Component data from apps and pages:
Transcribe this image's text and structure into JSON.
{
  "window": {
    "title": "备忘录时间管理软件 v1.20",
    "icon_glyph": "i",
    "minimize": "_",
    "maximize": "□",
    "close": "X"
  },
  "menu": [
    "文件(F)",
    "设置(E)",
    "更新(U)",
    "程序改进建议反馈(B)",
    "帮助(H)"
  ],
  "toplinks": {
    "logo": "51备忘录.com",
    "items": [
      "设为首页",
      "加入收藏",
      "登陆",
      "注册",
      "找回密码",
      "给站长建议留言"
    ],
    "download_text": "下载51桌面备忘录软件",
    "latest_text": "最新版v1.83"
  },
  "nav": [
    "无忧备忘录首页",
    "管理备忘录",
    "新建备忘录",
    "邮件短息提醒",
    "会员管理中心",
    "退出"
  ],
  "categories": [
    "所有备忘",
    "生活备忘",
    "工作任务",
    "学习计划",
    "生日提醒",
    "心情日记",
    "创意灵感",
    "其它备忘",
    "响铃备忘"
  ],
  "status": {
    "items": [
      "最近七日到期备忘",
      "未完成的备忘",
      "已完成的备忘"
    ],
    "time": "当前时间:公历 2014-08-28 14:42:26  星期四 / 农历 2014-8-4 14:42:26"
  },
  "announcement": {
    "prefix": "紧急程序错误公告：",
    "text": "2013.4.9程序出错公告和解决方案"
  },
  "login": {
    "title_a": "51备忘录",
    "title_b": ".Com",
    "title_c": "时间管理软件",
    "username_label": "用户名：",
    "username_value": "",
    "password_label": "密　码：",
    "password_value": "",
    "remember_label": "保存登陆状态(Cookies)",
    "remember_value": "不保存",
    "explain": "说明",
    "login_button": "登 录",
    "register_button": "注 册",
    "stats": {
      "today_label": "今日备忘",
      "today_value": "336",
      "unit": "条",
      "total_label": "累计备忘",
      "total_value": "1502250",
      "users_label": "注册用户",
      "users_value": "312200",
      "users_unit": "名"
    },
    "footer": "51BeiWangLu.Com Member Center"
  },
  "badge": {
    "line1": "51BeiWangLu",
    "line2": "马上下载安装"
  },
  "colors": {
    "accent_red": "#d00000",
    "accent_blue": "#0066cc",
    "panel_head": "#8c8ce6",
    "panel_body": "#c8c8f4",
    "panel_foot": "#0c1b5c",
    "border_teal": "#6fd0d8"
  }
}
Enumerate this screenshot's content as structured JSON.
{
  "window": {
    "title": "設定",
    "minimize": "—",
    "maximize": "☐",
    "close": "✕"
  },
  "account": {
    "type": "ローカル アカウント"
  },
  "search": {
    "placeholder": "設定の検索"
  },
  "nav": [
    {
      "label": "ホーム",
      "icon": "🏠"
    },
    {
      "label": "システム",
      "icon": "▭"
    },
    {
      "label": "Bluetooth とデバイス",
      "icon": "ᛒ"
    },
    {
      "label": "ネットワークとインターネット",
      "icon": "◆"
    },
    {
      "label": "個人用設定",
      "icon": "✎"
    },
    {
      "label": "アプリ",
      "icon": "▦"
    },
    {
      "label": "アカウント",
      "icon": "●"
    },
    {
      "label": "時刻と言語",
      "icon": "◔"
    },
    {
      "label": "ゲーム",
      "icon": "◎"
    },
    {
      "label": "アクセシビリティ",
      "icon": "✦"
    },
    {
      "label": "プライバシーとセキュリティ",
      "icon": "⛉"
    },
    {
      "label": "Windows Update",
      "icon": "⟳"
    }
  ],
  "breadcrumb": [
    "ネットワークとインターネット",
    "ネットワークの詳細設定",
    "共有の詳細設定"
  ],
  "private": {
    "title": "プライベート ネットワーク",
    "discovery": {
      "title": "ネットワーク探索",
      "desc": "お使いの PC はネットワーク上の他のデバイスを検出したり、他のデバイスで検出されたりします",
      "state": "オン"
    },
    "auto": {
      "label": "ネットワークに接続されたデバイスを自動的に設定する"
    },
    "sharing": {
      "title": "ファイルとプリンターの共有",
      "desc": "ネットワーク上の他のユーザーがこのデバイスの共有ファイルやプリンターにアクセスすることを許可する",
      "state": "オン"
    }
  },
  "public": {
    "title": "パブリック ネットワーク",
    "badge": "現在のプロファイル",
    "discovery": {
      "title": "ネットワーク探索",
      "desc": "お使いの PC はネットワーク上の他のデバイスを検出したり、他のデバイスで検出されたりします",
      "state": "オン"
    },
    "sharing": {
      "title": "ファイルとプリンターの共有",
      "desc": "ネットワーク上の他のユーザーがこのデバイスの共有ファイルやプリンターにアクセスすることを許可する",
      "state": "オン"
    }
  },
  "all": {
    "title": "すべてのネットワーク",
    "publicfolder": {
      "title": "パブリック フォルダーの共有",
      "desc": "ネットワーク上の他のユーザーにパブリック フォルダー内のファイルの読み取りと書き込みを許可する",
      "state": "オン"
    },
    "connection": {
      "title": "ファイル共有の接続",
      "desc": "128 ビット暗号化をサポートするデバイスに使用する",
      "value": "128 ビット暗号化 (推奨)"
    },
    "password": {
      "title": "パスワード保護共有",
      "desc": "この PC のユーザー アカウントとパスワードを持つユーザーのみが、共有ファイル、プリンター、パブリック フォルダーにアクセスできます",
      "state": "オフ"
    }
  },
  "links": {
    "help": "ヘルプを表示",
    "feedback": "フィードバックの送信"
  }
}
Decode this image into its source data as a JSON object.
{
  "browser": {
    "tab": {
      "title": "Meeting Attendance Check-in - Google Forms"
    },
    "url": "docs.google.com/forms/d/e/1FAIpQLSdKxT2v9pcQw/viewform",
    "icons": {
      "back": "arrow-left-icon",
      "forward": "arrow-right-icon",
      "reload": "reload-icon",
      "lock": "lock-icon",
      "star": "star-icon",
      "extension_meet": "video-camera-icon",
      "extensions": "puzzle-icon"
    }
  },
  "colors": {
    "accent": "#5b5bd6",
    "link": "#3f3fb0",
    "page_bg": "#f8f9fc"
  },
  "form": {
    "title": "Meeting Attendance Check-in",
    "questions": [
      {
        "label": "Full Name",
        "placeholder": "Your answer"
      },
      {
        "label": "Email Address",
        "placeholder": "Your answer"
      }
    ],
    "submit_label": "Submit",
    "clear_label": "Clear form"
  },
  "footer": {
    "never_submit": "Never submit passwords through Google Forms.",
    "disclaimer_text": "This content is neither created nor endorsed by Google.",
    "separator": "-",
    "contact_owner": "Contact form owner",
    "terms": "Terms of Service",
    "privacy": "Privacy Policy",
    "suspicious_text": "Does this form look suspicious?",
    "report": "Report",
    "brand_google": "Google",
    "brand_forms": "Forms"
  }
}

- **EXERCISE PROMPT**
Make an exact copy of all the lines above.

- **REPLY**
Transcribe this image's text and structure into JSON.
{
  "window": {
    "title": "备忘录时间管理软件 v1.20",
    "icon_glyph": "i",
    "minimize": "_",
    "maximize": "□",
    "close": "X"
  },
  "menu": [
    "文件(F)",
    "设置(E)",
    "更新(U)",
    "程序改进建议反馈(B)",
    "帮助(H)"
  ],
  "toplinks": {
    "logo": "51备忘录.com",
    "items": [
      "设为首页",
      "加入收藏",
      "登陆",
      "注册",
      "找回密码",
      "给站长建议留言"
    ],
    "download_text": "下载51桌面备忘录软件",
    "latest_text": "最新版v1.83"
  },
  "nav": [
    "无忧备忘录首页",
    "管理备忘录",
    "新建备忘录",
    "邮件短息提醒",
    "会员管理中心",
    "退出"
  ],
  "categories": [
    "所有备忘",
    "生活备忘",
    "工作任务",
    "学习计划",
    "生日提醒",
    "心情日记",
    "创意灵感",
    "其它备忘",
    "响铃备忘"
  ],
  "status": {
    "items": [
      "最近七日到期备忘",
      "未完成的备忘",
      "已完成的备忘"
    ],
    "time": "当前时间:公历 2014-08-28 14:42:26  星期四 / 农历 2014-8-4 14:42:26"
  },
  "announcement": {
    "prefix": "紧急程序错误公告：",
    "text": "2013.4.9程序出错公告和解决方案"
  },
  "login": {
    "title_a": "51备忘录",
    "title_b": ".Com",
    "title_c": "时间管理软件",
    "username_label": "用户名：",
    "username_value": "",
    "password_label": "密　码：",
    "password_value": "",
    "remember_label": "保存登陆状态(Cookies)",
    "remember_value": "不保存",
    "explain": "说明",
    "login_button": "登 录",
    "register_button": "注 册",
    "stats": {
      "today_label": "今日备忘",
      "today_value": "336",
      "unit": "条",
      "total_label": "累计备忘",
      "total_value": "1502250",
      "users_label": "注册用户",
      "users_value": "312200",
      "users_unit": "名"
    },
    "footer": "51BeiWangLu.Com Member Center"
  },
  "badge": {
    "line1": "51BeiWangLu",
    "line2": "马上下载安装"
  },
  "colors": {
    "accent_red": "#d00000",
    "accent_blue": "#0066cc",
    "panel_head": "#8c8ce6",
    "panel_body": "#c8c8f4",
    "panel_foot": "#0c1b5c",
    "border_teal": "#6fd0d8"
  }
}
Enumerate this screenshot's content as structured JSON.
{
  "window": {
    "title": "設定",
    "minimize": "—",
    "maximize": "☐",
    "close": "✕"
  },
  "account": {
    "type": "ローカル アカウント"
  },
  "search": {
    "placeholder": "設定の検索"
  },
  "nav": [
    {
      "label": "ホーム",
      "icon": "🏠"
    },
    {
      "label": "システム",
      "icon": "▭"
    },
    {
      "label": "Bluetooth とデバイス",
      "icon": "ᛒ"
    },
    {
      "label": "ネットワークとインターネット",
      "icon": "◆"
    },
    {
      "label": "個人用設定",
      "icon": "✎"
    },
    {
      "label": "アプリ",
      "icon": "▦"
    },
    {
      "label": "アカウント",
      "icon": "●"
    },
    {
      "label": "時刻と言語",
      "icon": "◔"
    },
    {
      "label": "ゲーム",
      "icon": "◎"
    },
    {
      "label": "アクセシビリティ",
      "icon": "✦"
    },
    {
      "label": "プライバシーとセキュリティ",
      "icon": "⛉"
    },
    {
      "label": "Windows Update",
      "icon": "⟳"
    }
  ],
  "breadcrumb": [
    "ネットワークとインターネット",
    "ネットワークの詳細設定",
    "共有の詳細設定"
  ],
  "private": {
    "title": "プライベート ネットワーク",
    "discovery": {
      "title": "ネットワーク探索",
      "desc": "お使いの PC はネットワーク上の他のデバイスを検出したり、他のデバイスで検出されたりします",
      "state": "オン"
    },
    "auto": {
      "label": "ネットワークに接続されたデバイスを自動的に設定する"
    },
    "sharing": {
      "title": "ファイルとプリンターの共有",
      "desc": "ネットワーク上の他のユーザーがこのデバイスの共有ファイルやプリンターにアクセスすることを許可する",
      "state": "オン"
    }
  },
  "public": {
    "title": "パブリック ネットワーク",
    "badge": "現在のプロファイル",
    "discovery": {
      "title": "ネットワーク探索",
      "desc": "お使いの PC はネットワーク上の他のデバイスを検出したり、他のデバイスで検出されたりします",
      "state": "オン"
    },
    "sharing": {
      "title": "ファイルとプリンターの共有",
      "desc": "ネットワーク上の他のユーザーがこのデバイスの共有ファイルやプリンターにアクセスすることを許可する",
      "state": "オン"
    }
  },
  "all": {
    "title": "すべてのネットワーク",
    "publicfolder": {
      "title": "パブリック フォルダーの共有",
      "desc": "ネットワーク上の他のユーザーにパブリック フォルダー内のファイルの読み取りと書き込みを許可する",
      "state": "オン"
    },
    "connection": {
      "title": "ファイル共有の接続",
      "desc": "128 ビット暗号化をサポートするデバイスに使用する",
      "value": "128 ビット暗号化 (推奨)"
    },
    "password": {
      "title": "パスワード保護共有",
      "desc": "この PC のユーザー アカウントとパスワードを持つユーザーのみが、共有ファイル、プリンター、パブリック フォルダーにアクセスできます",
      "state": "オフ"
    }
  },
  "links": {
    "help": "ヘルプを表示",
    "feedback": "フィードバックの送信"
  }
}
Decode this image into its source data as a JSON object.
{
  "browser": {
    "tab": {
      "title": "Meeting Attendance Check-in - Google Forms"
    },
    "url": "docs.google.com/forms/d/e/1FAIpQLSdKxT2v9pcQw/viewform",
    "icons": {
      "back": "arrow-left-icon",
      "forward": "arrow-right-icon",
      "reload": "reload-icon",
      "lock": "lock-icon",
      "star": "star-icon",
      "extension_meet": "video-camera-icon",
      "extensions": "puzzle-icon"
    }
  },
  "colors": {
    "accent": "#5b5bd6",
    "link": "#3f3fb0",
    "page_bg": "#f8f9fc"
  },
  "form": {
    "title": "Meeting Attendance Check-in",
    "questions": [
      {
        "label": "Full Name",
        "placeholder": "Your answer"
      },
      {
        "label": "Email Address",
        "placeholder": "Your answer"
      }
    ],
    "submit_label": "Submit",
    "clear_label": "Clear form"
  },
  "footer": {
    "never_submit": "Never submit passwords through Google Forms.",
    "disclaimer_text": "This content is neither created nor endorsed by Google.",
    "separator": "-",
    "contact_owner": "Contact form owner",
    "terms": "Terms of Service",
    "privacy": "Privacy Policy",
    "suspicious_text": "Does this form look suspicious?",
    "report": "Report",
    "brand_google": "Google",
    "brand_forms": "Forms"
  }
}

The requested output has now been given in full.